Crush the meringues and fold into the mixture
Spoon into small sundae dishes or wine glasses, decorate with the reserved strawberries (some raspberries) and a sprig of mint.
Speaking of food, I have too many teas for one person:
1) Brooke Bond Choicest Blend (so strong I can use one bag twice)
2) Fortnum & Mason Orange Pekoe (so perfectly translucent it deserves bone china)
3) Twinings "& Rose" (boring)
4) Twinings Lady Grey (going off it)
5) Betty's of Harrogate tea with rose petals (thirst-quenchingly delicate)
6) Ayurvedic lime and aloe vera Detox (necessary evil)
7) Jasmine leaf & petal tea (unbelievably fragrant, from a shop lined with drawers and jars)
8) Chinese gunpowder green tea (in a box I cannot read)
9) Birt & Tang Ginger with clove and apple (haven't tried it yet)
10) Marks & Spencer Chamomile, Limeflower and Lavender (makes me go mmmmm...)
Monday, April 03, 2006
I can't even imagine even ten thousand or ten million tonnes of anything...
The average car weighs ONE tonne...
But ten billion tonnes is how much ash and pumice were spewed out by Mount Vesuvius.
Rescue parties from Rome were so overwhelmed by the destruction, they just turned back in despair and Pompeii faded from memory.
It was discovered by chance in 1954 during the building of an aqueduct.
Mt Vesuvius across the Bay of Naples
I knowwwww, I only blogged about the super volcano a week ago...but...last weekend I saw the docudrama about Pompeii's last day.
Remember when I was in there in December, I wanted to cry when I saw some of the casts:
(I want to replace this pic with a more artistic version)
In the last stages, some died from breathing hydrochloric acid.
Then there was the pyroclastic flow.
The first breath burned the lungs, causing them to fill with fluid. Breathing fire.
The second breath took in ash which created a cement-like mix. Suffocation.

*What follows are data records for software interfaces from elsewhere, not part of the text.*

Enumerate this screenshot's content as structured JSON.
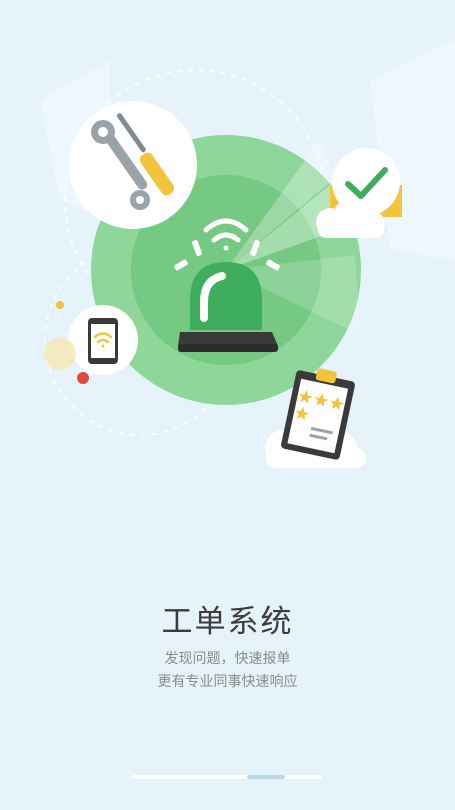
{
  "illustration": {
    "icons": [
      "wrench-icon",
      "screwdriver-icon",
      "alarm-siren-icon",
      "wifi-icon",
      "smartphone-icon",
      "checkmark-icon",
      "clipboard-icon",
      "star-icon",
      "cloud-icon"
    ],
    "colors": {
      "background": "#E6F3FB",
      "green_light": "#8FD69A",
      "green_mid": "#6CC97C",
      "green_dark": "#3FAE5C",
      "yellow": "#F2C33C",
      "red_dot": "#E2473E"
    }
  },
  "intro": {
    "title": "工单系统",
    "line1": "发现问题，快速报单",
    "line2": "更有专业同事快速响应"
  },
  "pager": {
    "total": 2,
    "current": 2
  }
}
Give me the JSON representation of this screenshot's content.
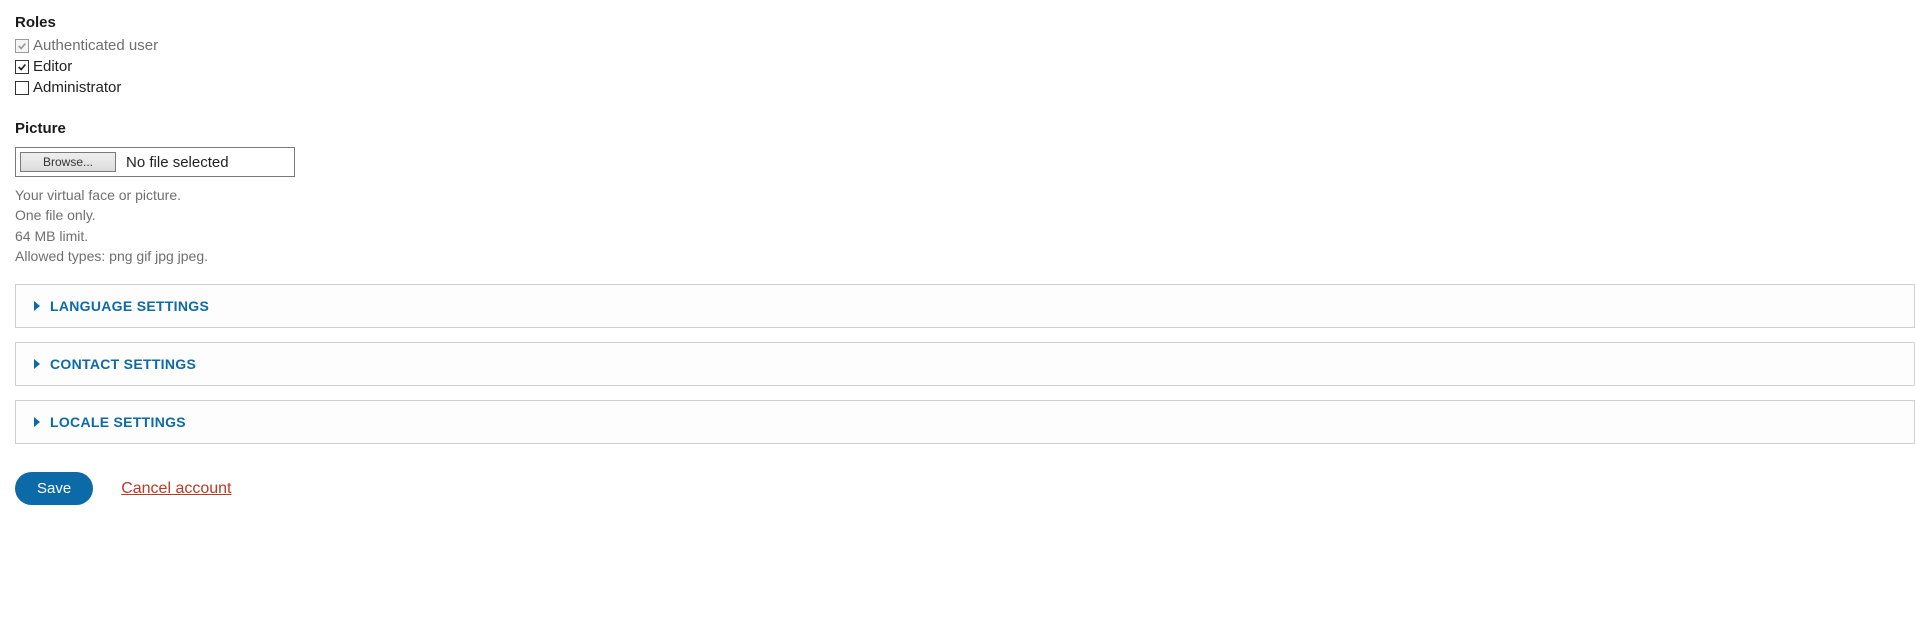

The third breath solidified it. Slow death.
In other areas, there was the superheated gas which vapourised flesh, caused the brain to boil, and teeth and bones to explode.
Such blasts only occur once every 2,000 years. The original inhabitants did not know that Vesuvius was a volcano. The first readers of Pliny's account did not even believe his story. This must mean that the mountain's previous eruption occurred before written history.
The ancients did not know disaster like we do...
Today, 3 million people live in the shadow of Vesuvius.
Half her original size and still intimidating
Meantime I am writing a post on 20six about the
Art of Letters
Sunday, April 02, 2006
A giant bumblebee came in my room - as big as my fist - I have a small fist - but that still makes a big bee --- !
I ran out of the room screaming, and it was bumbling all over the place. This is sooo why they call them bumble bees. Finally it knocked itself out on the hot lightbulbs. By the time I crept in, spotted it by my boots, and emptied the water glass to pop on top of it, the thing was off again.
I ran out of the room screaming part deux. It stunned itself again, but this time I have no idea where it fell. I considered sitting on the stairs for a while.
But obviously I am back in my recliner, every moment half expecting something to crawl up my leg. Having just typed that, my feet are way off the ground now!
And my tea is stone cold...
Where is the intruder?
Wanted: knight in shining armour to rescue damsel in distress.
Well, my overnight guest decided to wake up at 9.30 am exactly, when it buzzed out of wherever it had slept.
I ran out of the room part trois but I didn't scream this time. It skipped the open window and headed straight for the closed one. Bumble, bumble, bumble, it went, against the glass...
I came back in and sprayed it with a room scent, but the thing was so big it didn't slow down. When it realised it had been doused, it sat on the middle ledge of the sash to wipe itself off. Meantime, I pushed the top sash down so that all I had to do was pop the flyswat down and flip the bee out.
Bye bye, Bumble Bee.
I think she was a queen, so she could sting. She had awoken from her winter slumber and was off looking for a new home where she could found another colony.